There is an enduring perception that because much of our job involves manual labor, that's what we should do all the time. The offices all have janitorial contracts; we clean our bathrooms. If our buildings need paint, we do it ourselves. The fire crew maintains the grounds on the compound in summer and winter; the other folks never need to pick up a shovel or a weedwhacker.
People have told me that they think fire crews should do these things because they don't have anything else to do. Those are the same people who think that firefighters sit around a lot and collect a lot of money. In a way, they can't be blamed too much. The media either shows footage of firefighters digging in the dirt or sleeping after a long shift. And it is true that given the choice of mowing the lawn or writing a prescribed fire aerial ignition plan, most crewmembers will leap for the riding mower. But it's not the whole story.
The media, or the guy who drove by while we were waiting in a meadow for the helicopter to return from dropping water on a fire and yelled, "There's my tax dollars at work," don't get invited to planning meetings where firefighters make critical decisions on how to stop a raging wildfire. They don't see us evaluating bids on a multi million dollar helicopter contract. They aren't there when a hotshot superintendent or crew boss leads 20 people into an intense firefight, constantly evaluating the danger and keeping his or her crew safe.

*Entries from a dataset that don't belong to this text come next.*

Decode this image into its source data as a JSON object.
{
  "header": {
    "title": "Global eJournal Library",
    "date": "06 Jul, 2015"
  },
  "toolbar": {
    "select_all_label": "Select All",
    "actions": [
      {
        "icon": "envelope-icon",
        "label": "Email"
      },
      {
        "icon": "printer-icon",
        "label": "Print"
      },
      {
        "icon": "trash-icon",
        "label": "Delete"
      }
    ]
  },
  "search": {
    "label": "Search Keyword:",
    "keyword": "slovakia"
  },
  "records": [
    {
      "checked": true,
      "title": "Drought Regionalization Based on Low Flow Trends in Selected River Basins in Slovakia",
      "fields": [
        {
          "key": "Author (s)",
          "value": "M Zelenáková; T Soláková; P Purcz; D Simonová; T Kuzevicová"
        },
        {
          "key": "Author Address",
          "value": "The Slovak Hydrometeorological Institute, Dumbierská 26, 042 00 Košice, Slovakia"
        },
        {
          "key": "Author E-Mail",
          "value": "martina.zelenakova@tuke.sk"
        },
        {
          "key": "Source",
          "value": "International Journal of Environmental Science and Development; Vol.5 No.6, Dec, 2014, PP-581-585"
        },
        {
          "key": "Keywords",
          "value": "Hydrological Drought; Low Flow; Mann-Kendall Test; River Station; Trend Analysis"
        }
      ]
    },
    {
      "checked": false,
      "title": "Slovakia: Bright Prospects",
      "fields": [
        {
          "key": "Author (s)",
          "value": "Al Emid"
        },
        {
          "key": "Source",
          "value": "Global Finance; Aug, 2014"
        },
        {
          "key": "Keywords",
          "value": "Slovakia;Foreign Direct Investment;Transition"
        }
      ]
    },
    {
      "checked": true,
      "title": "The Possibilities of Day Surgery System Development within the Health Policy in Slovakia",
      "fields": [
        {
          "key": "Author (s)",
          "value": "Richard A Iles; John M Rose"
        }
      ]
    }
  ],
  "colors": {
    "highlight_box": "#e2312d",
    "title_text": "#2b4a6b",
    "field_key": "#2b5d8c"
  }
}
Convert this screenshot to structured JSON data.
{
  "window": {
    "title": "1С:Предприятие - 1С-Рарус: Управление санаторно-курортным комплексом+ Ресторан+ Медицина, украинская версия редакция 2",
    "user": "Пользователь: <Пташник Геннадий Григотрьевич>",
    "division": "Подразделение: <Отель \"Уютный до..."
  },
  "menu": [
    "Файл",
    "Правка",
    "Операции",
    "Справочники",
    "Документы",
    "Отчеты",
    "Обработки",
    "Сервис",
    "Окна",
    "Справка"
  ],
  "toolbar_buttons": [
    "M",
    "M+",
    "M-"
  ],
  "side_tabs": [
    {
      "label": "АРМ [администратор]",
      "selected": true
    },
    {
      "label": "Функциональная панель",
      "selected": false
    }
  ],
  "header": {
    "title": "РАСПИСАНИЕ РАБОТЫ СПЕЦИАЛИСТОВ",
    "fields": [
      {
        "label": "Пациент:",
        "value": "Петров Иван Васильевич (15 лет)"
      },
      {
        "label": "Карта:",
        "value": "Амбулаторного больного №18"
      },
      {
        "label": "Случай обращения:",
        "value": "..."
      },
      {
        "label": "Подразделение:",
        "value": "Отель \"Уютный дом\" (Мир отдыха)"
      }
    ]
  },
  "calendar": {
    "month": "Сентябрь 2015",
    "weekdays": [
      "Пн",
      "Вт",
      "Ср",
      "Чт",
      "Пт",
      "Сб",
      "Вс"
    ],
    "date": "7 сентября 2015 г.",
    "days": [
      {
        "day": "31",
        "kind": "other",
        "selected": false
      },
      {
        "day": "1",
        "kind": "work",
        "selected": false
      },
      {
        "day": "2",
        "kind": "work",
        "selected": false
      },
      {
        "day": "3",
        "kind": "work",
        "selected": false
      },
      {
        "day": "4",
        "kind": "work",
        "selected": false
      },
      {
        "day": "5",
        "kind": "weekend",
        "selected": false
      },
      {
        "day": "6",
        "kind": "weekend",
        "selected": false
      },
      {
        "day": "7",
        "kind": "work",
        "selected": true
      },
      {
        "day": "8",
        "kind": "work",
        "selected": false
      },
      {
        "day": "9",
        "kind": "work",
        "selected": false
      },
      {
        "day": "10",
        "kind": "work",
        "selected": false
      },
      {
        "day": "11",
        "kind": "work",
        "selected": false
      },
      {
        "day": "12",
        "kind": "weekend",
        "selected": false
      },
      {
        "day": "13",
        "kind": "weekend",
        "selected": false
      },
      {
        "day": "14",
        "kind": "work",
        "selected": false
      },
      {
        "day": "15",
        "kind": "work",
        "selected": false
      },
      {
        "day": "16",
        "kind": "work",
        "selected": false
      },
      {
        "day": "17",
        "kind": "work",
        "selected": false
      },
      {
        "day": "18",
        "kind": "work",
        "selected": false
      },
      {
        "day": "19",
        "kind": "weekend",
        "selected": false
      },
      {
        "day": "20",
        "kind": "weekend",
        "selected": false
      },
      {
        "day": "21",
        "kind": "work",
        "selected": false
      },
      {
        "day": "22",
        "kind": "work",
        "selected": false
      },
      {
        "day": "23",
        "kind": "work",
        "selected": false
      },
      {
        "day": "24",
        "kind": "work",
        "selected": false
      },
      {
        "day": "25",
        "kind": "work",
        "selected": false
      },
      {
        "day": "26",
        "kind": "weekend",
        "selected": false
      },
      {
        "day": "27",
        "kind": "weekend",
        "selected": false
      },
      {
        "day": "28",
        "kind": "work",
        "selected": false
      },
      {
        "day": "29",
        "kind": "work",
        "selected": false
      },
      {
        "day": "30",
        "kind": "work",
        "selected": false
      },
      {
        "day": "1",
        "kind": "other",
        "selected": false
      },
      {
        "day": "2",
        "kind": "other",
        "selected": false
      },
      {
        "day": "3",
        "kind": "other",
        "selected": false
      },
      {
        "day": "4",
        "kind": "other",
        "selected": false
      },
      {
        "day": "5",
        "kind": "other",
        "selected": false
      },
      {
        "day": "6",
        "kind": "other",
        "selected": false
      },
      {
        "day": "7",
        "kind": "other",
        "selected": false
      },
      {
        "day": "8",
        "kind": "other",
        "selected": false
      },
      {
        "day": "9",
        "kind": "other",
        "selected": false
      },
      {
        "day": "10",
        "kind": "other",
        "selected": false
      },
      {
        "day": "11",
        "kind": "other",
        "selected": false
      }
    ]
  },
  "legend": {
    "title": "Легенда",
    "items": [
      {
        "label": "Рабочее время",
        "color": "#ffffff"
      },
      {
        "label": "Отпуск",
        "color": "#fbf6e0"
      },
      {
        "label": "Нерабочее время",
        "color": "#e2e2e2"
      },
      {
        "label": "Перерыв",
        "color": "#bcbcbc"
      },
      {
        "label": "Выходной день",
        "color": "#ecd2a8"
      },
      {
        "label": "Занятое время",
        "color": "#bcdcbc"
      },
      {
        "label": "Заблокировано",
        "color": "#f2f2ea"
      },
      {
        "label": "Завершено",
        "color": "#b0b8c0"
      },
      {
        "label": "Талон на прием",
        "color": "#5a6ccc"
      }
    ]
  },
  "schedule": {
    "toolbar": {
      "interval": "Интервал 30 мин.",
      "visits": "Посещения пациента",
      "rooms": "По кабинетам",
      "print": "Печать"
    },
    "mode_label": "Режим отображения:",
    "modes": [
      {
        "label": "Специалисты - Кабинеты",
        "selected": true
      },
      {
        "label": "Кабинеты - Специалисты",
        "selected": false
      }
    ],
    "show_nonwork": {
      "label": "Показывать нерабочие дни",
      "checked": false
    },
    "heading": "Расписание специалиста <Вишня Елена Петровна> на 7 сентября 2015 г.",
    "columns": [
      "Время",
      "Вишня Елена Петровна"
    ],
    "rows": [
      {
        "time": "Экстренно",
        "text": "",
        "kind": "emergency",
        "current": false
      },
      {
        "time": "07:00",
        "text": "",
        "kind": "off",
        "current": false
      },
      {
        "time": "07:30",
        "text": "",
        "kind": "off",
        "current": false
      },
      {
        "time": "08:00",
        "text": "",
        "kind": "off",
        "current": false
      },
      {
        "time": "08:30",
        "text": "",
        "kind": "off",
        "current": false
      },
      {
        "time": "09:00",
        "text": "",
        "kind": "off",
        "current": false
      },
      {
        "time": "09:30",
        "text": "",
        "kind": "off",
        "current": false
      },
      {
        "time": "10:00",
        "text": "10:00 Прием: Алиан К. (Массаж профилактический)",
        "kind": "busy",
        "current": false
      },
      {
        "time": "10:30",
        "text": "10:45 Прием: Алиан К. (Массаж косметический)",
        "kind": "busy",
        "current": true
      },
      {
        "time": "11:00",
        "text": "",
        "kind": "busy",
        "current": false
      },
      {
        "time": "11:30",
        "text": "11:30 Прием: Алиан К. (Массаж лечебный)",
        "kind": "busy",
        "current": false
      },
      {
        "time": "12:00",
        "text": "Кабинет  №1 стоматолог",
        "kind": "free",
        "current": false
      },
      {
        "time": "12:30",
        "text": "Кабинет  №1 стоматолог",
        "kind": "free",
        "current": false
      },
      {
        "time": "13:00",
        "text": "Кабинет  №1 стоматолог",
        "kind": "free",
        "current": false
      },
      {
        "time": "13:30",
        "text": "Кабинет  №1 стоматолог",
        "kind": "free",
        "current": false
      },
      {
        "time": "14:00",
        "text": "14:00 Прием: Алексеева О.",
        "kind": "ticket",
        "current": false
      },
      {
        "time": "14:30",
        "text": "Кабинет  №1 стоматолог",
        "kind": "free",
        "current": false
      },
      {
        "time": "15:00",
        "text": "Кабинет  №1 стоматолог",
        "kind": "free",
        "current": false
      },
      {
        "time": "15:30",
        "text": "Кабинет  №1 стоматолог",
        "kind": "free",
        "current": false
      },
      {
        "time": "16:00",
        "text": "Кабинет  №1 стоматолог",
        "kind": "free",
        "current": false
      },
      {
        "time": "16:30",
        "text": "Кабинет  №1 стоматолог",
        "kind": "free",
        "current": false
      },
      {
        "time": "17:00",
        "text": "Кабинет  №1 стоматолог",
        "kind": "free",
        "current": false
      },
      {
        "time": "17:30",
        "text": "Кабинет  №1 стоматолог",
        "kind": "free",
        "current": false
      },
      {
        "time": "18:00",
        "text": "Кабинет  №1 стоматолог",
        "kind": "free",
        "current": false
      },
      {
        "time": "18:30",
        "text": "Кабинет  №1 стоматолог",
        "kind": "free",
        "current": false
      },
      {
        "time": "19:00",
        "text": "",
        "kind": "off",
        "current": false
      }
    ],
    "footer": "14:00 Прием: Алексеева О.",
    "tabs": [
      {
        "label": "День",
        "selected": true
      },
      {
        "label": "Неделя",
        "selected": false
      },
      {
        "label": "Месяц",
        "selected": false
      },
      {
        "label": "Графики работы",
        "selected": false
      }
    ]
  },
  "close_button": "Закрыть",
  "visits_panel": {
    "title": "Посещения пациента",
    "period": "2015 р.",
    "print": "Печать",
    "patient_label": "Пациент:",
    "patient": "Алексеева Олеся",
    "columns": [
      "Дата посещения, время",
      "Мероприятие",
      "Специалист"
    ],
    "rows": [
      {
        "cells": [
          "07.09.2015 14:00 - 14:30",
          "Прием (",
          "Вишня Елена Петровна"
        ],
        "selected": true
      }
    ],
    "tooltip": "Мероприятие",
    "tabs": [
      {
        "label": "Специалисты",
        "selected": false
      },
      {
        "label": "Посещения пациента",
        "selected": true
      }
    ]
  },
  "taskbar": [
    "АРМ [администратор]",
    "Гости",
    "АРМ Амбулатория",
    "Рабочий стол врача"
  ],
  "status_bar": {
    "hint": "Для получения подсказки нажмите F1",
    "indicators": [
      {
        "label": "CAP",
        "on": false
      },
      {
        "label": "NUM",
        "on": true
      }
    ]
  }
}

This is the stereotype of a wildland firefighter: the strong, often hard-drinking "knuckle dragger," good for putting in miles of fireline but confused by computer programs. You might be excused for believing this is a true characterization; after all, the first line in one of my position description once was "moves dirt." But don't be fooled.
Not only do you have to be able to predict what a fire is going to do and make split second decisions, but you must also know your way around federal regulations, policy, and databases. Poor spellers are looked down on, and pity the fool who hits "reply all" on an email by mistake. You have to be able to write professional proposals and burn plans that would stand up in court, and administer contracts. You have to teach new people how to interpret weather and fire behavior, and keep them out of helicopter tail rotors. You have to learn to navigate the endless paper trail that is now necessary to do your job.
Sometimes it's exhausting to walk the line between a manual labor job and an office position. One is physically tiring and the other mentally. In a way though, it's the best of both worlds. When the constant HR paperwork gets to me, I can go outside and weed the helitack garden. When it's raining, I can complete the mandatory training of doom on the computer. No two days are ever the same.
Since I know my readers have all types of jobs, leave a comment: what is a common stereotype associated with your profession? How is it right and how is it wrong?